The second problem is there is no research behind the accuracy of lie detectors[5]. One of the main reasons that it would be hard to conduct a study on how accurate a polygraphs are is that there is no way to recreate the stress that a suspect in a crime would feel under questioning. A second reason that it is difficult to research polygraphs is the placebo effect[6]. What I mean is that if a person who believes the test works may automatically confess or just be more anxious when being questioned.

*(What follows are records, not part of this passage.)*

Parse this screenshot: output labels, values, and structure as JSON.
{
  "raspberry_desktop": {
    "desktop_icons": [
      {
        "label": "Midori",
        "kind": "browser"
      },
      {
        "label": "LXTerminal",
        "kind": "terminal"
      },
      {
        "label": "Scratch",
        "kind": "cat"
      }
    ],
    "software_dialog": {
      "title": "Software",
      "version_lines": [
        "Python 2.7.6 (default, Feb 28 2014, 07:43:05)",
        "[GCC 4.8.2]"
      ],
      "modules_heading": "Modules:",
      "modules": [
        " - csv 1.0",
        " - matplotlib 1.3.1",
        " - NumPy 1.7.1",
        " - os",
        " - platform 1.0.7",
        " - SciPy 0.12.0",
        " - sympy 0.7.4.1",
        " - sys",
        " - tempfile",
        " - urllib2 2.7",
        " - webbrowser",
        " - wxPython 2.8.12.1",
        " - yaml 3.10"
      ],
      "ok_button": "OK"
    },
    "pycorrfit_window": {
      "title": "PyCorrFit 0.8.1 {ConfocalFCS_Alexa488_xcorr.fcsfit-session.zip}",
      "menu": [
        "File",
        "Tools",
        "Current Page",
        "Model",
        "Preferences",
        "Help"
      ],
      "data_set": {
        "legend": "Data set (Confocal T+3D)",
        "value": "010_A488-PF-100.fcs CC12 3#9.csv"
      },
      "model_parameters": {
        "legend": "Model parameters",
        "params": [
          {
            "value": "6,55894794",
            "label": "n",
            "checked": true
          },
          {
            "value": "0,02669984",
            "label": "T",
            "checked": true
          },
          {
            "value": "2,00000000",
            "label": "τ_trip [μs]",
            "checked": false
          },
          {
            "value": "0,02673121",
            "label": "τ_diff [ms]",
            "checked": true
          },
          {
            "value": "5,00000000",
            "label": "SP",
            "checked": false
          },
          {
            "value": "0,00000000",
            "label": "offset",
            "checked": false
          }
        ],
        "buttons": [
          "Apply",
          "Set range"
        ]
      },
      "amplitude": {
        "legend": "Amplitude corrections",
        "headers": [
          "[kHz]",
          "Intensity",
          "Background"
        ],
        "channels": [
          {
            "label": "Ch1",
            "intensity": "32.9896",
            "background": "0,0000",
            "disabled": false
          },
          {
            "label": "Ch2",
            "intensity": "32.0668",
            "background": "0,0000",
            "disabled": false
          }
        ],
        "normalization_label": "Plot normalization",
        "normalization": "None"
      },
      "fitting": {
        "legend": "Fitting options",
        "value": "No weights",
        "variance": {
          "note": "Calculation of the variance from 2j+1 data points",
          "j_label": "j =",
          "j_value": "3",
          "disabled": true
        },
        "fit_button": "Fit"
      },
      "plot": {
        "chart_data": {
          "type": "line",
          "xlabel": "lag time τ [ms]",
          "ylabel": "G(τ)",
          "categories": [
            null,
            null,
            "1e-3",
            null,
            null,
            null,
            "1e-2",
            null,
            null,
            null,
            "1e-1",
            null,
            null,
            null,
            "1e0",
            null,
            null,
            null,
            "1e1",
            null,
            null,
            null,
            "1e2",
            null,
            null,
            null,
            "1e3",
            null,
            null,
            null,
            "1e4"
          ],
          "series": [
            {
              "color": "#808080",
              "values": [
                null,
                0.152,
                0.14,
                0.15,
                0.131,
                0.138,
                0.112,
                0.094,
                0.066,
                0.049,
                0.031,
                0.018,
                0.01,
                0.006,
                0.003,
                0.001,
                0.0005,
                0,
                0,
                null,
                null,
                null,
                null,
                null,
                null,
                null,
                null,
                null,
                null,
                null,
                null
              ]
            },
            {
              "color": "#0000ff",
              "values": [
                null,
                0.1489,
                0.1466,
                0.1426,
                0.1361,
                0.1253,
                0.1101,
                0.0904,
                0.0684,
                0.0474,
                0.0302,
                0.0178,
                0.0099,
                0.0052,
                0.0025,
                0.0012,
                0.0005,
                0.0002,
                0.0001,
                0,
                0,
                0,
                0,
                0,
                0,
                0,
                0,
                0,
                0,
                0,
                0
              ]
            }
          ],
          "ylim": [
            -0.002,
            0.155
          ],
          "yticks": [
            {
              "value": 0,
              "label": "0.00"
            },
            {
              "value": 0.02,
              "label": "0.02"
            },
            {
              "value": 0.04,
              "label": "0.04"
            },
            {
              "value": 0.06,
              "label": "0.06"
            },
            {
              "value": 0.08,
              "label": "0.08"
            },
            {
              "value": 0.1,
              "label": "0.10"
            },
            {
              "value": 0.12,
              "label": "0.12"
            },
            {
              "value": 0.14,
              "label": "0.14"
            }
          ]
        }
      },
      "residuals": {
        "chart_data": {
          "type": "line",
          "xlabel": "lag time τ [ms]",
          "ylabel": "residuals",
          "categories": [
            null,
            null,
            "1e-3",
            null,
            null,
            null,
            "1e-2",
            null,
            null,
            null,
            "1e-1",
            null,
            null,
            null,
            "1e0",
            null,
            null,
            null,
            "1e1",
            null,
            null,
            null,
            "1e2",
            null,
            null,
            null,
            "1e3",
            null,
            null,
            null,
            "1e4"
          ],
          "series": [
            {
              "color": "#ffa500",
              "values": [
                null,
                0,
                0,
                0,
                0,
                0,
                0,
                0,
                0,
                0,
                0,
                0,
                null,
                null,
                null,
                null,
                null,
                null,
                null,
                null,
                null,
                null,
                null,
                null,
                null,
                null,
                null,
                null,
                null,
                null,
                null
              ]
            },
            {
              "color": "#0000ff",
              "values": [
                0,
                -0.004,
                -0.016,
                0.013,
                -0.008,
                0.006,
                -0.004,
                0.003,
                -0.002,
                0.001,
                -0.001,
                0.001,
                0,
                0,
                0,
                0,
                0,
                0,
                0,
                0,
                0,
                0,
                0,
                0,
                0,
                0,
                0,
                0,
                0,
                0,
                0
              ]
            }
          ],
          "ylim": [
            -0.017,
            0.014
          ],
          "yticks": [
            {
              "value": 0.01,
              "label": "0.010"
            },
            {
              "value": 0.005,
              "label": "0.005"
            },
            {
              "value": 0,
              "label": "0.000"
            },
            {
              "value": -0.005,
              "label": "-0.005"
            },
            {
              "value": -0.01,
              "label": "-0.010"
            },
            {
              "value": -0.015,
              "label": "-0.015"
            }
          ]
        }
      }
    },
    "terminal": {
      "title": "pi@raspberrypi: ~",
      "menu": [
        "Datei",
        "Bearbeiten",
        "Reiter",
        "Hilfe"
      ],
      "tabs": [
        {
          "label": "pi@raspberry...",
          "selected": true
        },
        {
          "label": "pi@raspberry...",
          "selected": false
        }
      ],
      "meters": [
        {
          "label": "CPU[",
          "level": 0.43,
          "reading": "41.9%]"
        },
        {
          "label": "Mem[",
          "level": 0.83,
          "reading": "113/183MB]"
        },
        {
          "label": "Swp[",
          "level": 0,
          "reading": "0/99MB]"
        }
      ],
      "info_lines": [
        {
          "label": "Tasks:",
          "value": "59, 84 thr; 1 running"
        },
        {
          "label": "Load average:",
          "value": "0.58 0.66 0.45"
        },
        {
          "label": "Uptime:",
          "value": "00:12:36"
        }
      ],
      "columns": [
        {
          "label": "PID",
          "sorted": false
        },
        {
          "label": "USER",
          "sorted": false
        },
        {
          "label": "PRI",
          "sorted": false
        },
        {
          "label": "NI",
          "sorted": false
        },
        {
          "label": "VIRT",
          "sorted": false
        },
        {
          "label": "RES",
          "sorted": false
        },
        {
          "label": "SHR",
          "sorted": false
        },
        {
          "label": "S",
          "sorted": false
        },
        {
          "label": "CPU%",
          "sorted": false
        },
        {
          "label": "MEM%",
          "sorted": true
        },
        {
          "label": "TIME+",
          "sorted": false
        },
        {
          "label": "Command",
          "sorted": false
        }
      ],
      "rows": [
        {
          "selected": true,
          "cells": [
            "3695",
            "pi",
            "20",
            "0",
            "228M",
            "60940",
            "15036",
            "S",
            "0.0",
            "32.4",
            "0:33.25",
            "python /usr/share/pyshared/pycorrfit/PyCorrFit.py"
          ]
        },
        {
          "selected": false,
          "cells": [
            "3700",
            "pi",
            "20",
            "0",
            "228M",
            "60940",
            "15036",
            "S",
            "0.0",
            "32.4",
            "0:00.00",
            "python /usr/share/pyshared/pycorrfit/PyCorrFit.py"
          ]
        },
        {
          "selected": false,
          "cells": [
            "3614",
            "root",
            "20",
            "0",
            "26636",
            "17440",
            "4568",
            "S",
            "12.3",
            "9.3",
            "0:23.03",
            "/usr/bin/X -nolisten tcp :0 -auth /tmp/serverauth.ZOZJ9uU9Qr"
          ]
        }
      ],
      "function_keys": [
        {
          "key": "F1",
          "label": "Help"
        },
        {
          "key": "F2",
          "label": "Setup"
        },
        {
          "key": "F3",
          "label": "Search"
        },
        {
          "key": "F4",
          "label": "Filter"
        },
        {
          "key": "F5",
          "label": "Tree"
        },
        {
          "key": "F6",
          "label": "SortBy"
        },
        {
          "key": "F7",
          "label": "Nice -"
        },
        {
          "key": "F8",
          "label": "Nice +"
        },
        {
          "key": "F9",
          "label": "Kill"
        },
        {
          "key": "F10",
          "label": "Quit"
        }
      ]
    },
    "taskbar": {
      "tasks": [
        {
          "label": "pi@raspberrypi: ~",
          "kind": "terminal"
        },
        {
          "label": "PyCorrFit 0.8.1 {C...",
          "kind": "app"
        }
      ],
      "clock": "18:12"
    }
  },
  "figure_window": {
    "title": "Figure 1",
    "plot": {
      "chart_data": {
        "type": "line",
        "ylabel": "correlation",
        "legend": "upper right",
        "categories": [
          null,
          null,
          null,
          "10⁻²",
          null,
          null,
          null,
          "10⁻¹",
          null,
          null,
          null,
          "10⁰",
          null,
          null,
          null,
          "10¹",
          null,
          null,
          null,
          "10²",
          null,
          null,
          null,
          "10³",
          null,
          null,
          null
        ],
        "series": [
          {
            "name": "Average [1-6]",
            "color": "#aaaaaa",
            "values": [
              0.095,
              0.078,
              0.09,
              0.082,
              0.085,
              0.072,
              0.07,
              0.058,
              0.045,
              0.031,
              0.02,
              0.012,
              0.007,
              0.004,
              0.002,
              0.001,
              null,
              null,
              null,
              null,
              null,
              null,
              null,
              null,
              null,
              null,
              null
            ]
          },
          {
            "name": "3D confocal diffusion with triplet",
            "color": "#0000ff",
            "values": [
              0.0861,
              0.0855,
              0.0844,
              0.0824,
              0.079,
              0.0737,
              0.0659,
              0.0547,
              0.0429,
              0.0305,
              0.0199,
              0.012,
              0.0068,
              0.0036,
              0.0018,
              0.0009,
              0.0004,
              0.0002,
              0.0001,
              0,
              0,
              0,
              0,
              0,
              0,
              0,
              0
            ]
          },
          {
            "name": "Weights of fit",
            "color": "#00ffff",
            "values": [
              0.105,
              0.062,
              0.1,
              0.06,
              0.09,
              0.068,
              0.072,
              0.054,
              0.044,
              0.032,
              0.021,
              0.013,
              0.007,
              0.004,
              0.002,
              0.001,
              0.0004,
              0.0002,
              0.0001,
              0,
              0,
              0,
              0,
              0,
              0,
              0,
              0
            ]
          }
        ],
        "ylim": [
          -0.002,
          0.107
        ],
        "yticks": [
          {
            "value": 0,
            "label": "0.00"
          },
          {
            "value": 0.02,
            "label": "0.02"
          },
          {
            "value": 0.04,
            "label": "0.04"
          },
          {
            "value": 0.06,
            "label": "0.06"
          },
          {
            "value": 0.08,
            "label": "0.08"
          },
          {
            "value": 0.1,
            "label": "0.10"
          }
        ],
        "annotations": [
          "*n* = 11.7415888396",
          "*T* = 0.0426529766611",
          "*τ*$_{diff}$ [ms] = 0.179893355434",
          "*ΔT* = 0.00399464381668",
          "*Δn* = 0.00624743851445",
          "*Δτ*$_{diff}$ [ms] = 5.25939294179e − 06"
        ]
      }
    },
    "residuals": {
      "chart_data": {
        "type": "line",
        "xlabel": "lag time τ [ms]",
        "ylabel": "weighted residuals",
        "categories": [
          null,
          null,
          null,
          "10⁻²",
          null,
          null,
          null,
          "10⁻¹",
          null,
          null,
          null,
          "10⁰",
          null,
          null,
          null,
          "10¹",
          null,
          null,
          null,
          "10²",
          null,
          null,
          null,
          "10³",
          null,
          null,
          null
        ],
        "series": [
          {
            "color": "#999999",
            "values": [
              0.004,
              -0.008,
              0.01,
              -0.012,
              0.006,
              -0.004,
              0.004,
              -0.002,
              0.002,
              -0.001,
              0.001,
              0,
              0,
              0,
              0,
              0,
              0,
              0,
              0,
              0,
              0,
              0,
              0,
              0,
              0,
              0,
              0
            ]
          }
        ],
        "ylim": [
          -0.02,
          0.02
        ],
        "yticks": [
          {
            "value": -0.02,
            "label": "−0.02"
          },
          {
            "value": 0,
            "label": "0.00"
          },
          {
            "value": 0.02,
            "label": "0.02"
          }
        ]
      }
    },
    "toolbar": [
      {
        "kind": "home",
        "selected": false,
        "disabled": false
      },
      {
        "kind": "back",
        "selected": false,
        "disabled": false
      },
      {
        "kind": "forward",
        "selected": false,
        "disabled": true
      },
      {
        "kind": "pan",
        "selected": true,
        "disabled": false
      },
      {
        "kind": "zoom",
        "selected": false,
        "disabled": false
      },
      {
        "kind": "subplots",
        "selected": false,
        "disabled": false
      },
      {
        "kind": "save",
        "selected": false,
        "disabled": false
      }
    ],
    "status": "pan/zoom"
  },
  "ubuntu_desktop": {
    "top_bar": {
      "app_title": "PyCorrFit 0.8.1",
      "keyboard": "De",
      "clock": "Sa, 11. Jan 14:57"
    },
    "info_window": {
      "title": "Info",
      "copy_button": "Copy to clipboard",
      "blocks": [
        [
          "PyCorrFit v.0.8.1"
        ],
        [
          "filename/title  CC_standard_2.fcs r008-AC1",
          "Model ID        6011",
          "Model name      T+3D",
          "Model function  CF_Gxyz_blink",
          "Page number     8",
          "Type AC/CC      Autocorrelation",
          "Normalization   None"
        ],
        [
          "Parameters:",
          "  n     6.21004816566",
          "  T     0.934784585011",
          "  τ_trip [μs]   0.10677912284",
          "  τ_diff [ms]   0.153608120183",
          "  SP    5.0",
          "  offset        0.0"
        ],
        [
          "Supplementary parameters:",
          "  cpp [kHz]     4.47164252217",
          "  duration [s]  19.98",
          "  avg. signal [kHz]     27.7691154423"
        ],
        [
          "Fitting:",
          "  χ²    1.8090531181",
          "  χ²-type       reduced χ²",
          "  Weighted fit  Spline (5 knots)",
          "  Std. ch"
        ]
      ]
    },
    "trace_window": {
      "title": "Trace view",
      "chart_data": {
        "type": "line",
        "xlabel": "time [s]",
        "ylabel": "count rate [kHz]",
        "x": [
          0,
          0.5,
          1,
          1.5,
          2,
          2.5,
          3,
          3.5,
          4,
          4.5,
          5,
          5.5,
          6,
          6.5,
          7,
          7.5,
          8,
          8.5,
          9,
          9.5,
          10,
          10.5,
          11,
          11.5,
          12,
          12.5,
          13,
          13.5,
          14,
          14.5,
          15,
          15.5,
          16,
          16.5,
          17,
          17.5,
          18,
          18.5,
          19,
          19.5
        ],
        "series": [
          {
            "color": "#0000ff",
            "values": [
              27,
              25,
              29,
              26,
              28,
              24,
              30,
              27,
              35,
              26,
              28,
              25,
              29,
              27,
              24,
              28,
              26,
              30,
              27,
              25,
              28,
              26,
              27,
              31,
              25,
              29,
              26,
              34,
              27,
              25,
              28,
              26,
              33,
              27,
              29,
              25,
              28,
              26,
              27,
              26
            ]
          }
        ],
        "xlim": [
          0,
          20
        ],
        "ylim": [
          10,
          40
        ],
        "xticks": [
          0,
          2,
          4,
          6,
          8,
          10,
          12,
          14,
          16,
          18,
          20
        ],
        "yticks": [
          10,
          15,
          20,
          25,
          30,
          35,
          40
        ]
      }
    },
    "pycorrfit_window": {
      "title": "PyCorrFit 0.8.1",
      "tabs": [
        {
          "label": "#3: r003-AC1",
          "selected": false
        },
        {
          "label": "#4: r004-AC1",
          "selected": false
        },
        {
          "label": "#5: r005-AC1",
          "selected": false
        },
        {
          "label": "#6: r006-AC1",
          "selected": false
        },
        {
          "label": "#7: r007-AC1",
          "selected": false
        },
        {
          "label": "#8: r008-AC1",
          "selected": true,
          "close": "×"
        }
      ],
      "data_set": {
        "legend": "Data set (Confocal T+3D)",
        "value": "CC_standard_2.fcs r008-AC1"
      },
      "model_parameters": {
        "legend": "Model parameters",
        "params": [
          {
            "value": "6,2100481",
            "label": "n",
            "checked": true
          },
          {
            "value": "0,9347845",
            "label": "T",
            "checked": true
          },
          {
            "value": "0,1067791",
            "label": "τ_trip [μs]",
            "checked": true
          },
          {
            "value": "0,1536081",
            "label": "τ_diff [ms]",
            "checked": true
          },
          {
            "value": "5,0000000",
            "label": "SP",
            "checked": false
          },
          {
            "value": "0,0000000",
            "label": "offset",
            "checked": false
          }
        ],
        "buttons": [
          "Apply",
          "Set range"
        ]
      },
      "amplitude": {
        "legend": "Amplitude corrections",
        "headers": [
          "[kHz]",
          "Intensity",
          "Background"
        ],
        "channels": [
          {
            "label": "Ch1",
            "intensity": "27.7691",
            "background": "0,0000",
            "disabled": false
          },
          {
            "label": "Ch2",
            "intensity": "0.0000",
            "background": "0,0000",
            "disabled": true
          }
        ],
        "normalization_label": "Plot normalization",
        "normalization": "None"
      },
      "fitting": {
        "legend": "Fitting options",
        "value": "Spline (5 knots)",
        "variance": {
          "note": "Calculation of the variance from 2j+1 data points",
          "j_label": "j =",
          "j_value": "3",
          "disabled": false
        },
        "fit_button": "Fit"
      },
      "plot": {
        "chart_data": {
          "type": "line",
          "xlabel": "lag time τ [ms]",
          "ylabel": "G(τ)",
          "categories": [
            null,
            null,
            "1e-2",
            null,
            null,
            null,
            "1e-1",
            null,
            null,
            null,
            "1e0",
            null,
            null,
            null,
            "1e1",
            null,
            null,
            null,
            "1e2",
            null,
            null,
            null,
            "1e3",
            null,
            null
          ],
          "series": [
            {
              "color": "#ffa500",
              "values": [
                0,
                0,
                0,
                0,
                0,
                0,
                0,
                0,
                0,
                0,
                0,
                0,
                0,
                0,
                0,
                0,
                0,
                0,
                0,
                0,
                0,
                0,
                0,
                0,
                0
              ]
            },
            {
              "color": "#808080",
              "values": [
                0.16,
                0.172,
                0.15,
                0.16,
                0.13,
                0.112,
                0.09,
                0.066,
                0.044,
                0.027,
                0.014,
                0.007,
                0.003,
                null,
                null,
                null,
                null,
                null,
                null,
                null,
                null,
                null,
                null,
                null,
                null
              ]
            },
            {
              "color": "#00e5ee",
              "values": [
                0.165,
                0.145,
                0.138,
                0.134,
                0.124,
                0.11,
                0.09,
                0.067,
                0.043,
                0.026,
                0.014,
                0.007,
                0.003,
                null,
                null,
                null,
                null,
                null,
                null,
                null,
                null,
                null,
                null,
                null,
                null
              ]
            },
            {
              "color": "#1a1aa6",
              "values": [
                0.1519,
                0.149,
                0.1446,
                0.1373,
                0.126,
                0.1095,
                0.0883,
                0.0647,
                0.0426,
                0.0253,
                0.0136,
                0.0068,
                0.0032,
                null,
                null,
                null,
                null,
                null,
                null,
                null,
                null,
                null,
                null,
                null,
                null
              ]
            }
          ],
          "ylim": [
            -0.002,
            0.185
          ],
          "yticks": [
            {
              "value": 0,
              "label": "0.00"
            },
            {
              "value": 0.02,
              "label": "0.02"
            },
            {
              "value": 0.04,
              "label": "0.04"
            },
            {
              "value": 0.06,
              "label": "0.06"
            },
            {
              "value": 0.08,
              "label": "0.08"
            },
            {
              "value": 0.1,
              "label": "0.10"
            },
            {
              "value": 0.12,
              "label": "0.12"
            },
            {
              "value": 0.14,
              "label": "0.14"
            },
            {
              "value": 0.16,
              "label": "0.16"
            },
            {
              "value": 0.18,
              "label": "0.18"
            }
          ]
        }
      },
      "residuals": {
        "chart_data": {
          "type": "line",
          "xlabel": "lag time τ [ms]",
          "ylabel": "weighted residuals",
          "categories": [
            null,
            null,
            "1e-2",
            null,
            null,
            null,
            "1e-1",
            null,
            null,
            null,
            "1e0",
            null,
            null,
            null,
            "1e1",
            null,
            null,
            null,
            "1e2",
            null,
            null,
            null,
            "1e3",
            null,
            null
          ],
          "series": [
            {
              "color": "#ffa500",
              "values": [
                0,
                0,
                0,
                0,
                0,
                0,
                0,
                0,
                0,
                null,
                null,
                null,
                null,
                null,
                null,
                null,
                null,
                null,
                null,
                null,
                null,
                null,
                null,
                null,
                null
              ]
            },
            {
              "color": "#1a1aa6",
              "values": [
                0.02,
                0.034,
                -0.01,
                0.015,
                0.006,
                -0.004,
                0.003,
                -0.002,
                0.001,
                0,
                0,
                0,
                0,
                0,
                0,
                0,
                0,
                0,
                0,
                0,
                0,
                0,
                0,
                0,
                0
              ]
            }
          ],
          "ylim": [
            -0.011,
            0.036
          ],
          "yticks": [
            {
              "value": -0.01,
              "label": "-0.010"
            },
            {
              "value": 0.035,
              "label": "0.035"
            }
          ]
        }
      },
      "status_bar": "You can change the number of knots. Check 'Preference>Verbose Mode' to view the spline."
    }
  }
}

To conclude the reason why courts should not allow the use of polygraphs in trial is there are questions to the validity of the test as well as a lack of evidence to support the accuracy of the polygraphs ability to detect when a person lies.

colelevine

Pro

Truly I think we both indubitably know that lie detectors aren't accurate as we would like them to be. And an individual's stress can play a negative factor for him, but it is just another way to find evidence. Truly a lie detector should not be depended on, but it should be another way to help put everything together. But it should not be extinguished, because of the fact that it has aided in finding thousands of guilty criminals.
Debate Round No. 2
IceHawk2009

Con


If they are not accurate then they should not be used. Why should they be used for evidence that could send someone to jail for the rest of their lives? I didn’t say to get rid of it I said not to use it in court. When has it found guilty criminals?


colelevine

Pro

As I said before the lie detector should only be used to put together the pieces of the puzzle.
Debate Round No. 3
IceHawk2009

Con

Then why did you accept this debate? I am arguing about it not being used in court....
colelevine

Pro

It should be used in court. Whatever we can use to find evidence should be used.
Debate Round No. 4
IceHawk2009

Con

IceHawk2009 forfeited this round.
colelevine

Pro

colelevine forfeited this round.
Debate Round No. 5
3 comments have been posted on this debate. Showing 1 through 3 records.
Posted by IceHawk2009 3 years ago
IceHawk2009
It was a typo....
Posted by Jonbonbon 3 years ago
Jonbonbon
Le detectors? What is this, a rage comic?
Posted by TheShadowCupcake 3 years ago
TheShadowCupcake
While lie detectors typically refer to polygraphs, they can also refer to people who are experts in detecting lies. Something to consider in your premise.
1 votes has been placed for this debate.
Vote Placed by Zarroette 3 years ago
Zarroette
IceHawk2009colelevineTied
Agreed with before the debate:Vote Checkmark--0 points
Agreed with after the debate:Vote Checkmark--0 points
Who had better conduct:-Vote Checkmark-1 point
Had better spelling and grammar:--Vote Checkmark1 point
Made more convincing arguments:Vote Checkmark--3 points
Used the most reliable sources:Vote Checkmark--2 points
Total points awarded:51 
Reasons for voting decision: Pro's arguments remained abstract possibilities, as evidenced by his failing to cite examples where lie detectors were beneficial. Con highlighted the great potential for lie detectors to be inaccurate, hence they should not be used. Since Con showed lie detectors aren't necessarily accurate at all, and Pro failed to provide any arguments to oppose, I think Con's arguments were stronger. Conduct to Pro because Con forfeited first. Sources to Con, since Con was the only one to use sources. Not only that, but they were strong sources too, and substantially helped build an imposing argument.